To highlight the current Greek government's role in worsening that country's fiscal situation, one can turn to the IMF's just-released debt sustainability analysis. The analysis notes:
1. Had Greece implemented the fiscal aid-restructuring program as assumed, no additional fiscal aid beyond the November 2012 package would have been needed. (p.1/p.2 of the .pdf)
2. Significant policy changes and Greece's outlook since early this year have substantially increased Greece's financing needs. (p.3/p.4 of the .pdf)
3. The current Greek government has given "vague commitments" about some of the measures required to recapitalize banks and "stated their opposition to further privatization of key assets." (p.4/p.5 of the .pdf)
4. There has been a "substantial weakening in the delivery of structural reforms and in the reform commitments." (p.5/p.6 of the .pdf)
The big policy changes referenced to early this year are the result of the Syriza government headed by Prime Minister Tsipiras. The current government has not been delivering on prior commitments, has not shown much appetite for reform, and has made only vague commitments on some of the issues required to keep the country's banks both liquid and solvent. At the same time, it expects--actually demands--that others accommodate it for its departure from the tasks necessary to help Greece begin to improve its finances.
Debt relief is necessary. But the benefits of debt relief would be eroded, possibly substantially, were debt relief offered to the current government. Given its conduct since taking office--the current government has abandoned Greece's difficult but necessary reform efforts--it is difficult to view it as a reliable partner to any high-stakes deal. Ironically, that path has increased, not decreased, the amount of austerity expected. In short, the current government could merely use the debt relief as an excuse to avoid further reforms.

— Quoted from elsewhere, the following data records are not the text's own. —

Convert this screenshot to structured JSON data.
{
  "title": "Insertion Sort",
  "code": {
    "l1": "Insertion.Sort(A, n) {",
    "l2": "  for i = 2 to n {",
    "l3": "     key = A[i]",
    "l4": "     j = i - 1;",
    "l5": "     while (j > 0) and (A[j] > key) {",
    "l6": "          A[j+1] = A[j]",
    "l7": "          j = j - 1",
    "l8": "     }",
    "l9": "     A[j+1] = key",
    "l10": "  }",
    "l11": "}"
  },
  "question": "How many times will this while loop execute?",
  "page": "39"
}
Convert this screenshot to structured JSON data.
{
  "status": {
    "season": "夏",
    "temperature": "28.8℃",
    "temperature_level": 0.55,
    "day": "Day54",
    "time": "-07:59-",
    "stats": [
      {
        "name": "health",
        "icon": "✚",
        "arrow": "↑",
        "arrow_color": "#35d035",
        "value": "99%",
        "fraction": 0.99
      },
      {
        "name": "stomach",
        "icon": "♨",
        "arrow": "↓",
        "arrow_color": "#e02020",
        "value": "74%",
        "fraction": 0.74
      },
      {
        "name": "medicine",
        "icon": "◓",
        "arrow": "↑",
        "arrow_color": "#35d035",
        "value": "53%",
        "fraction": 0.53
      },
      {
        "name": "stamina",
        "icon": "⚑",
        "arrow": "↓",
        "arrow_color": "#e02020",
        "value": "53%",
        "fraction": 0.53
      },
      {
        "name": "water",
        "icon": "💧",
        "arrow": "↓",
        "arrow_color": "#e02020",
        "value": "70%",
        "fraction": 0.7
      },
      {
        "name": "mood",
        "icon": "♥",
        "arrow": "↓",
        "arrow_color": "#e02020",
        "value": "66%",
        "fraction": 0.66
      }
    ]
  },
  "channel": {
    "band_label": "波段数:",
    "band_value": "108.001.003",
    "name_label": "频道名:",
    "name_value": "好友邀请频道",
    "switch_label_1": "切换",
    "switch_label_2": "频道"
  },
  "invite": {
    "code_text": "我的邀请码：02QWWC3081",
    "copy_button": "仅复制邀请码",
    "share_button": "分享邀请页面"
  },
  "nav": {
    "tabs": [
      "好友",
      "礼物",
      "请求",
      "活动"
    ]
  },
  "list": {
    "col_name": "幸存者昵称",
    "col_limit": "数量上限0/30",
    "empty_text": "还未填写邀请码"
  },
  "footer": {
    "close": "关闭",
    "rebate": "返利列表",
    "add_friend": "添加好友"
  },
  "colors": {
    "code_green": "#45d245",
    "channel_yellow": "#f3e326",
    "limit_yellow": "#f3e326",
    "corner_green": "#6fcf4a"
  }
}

Now that the IMF has published its report, which highlights significant departures from the reform path undertaken by the Syriza government, I can fully understand why the EU/ECB/IMF have taken a tougher line with the current Greek government. Its credibility was lost well before Prime Minister Tsipiras decided to blow up the negotiations expecting (irrationally) swift European capitulation to his maximum terms.
Can the current government be expected to honor any obligations it makes in the future? Its past performance with the commitments it has abandoned suggests it can't. Therefore, not only would an optimal outcome result in a new Greek government's taking office sometime after the referendum, such an outcome might be necessary for the kind of debt relief Greece urgently needs.